Quote of the week: “I ended up being there for eight months. And it was good, I’m glad I did that cause you know, then you earn their respect. I didn’t want them to think that I thought that I was something that I wasn’t. I wasn’t anything! Cause you’re not anything, and at that point I was nothing. Anybody who leaves there and thinks, like, ‘Oh, I’m gonna cash in on all these indy pay days and, like, with my Pro Wrestling Tees and everything,’ no way. You’re starting over. You’re nothing. You’re behind the machine and, yeah, don’t drink the Kool-Aid. It was nothing then. And yeah, I went to the dojo and started from scratch. And I knew then I’d get a couple more tours, right, so if I shit the bed the first tour I knew I’d have a couple more.”

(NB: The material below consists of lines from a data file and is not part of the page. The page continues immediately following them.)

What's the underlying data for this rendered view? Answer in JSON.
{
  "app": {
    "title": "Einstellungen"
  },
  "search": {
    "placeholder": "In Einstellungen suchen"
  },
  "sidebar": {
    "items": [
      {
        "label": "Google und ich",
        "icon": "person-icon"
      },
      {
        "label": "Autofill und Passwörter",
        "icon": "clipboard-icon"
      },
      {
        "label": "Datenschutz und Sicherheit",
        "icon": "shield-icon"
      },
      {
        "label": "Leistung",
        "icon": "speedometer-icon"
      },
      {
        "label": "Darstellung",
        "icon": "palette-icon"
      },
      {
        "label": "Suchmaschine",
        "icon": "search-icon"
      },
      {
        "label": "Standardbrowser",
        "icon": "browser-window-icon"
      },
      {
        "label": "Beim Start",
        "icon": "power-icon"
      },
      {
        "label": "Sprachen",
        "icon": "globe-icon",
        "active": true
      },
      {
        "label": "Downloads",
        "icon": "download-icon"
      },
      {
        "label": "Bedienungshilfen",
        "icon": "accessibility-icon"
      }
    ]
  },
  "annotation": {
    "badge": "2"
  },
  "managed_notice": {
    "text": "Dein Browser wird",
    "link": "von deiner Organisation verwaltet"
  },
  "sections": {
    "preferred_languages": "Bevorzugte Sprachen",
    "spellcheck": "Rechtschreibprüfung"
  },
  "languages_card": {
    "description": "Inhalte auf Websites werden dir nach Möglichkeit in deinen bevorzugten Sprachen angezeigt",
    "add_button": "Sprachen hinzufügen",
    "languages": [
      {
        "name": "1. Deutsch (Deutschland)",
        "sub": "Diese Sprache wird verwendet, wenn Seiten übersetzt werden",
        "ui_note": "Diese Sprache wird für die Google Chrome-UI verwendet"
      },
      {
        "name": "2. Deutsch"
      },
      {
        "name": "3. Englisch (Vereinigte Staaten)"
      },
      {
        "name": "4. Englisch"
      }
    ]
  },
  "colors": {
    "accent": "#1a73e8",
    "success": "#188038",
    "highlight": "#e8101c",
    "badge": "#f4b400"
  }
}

Why you should listen: Hands down the most entertaining anecdote was Robinson recounting how he learned of the world outside of WWE by seeing Billy Gunn advertised on a poster in a Morris, Ill., Taco Bell. While that stands on its own, he and Cabana moved from there directly through the rest of Robinson’s career in a way that touches on the parts NXT fans will easily recall while also artfully showing the evolution of a wrestler who has no damn business in the ring to properly understanding when his talents aren’t being fully utilized. I didn’t expect this interview to find new ground after recent talks with Adam Rose, Cody Rhodes and Bull James, but it stands on its own and should lead to broader interest in Robinson’s career.

Why you should skip it: Feels like a broken record here, but don’t come looking for an ex-developmental guy shooting hot fire at Triple H or whatever. That should be expected by now. It also should be noted the talk is largely absent of fond memories of NXT as well — no heartwarming Dusty Rhodes tales or new insights on what it’s really like to train in that environment. Some might say Cabana spends a bit too much time interjecting some of his own stories into the conversation, but given when and where their paths crossed in small-town Illinois, I don’t share that criticism.

Final thoughts: It’s a good chat. Nothing mind-blowing, but I really enjoyed the chance to learn more about a person whom I knew I wasn’t fully experiencing via NXT. At this rate Cabana is kind of like a baseball player compiling the counting stats year after year. His weekly show, provided we’re talking one-on-one interviews, is remarkably consistent. Rarely spectacular but always better than average and generally worth the time.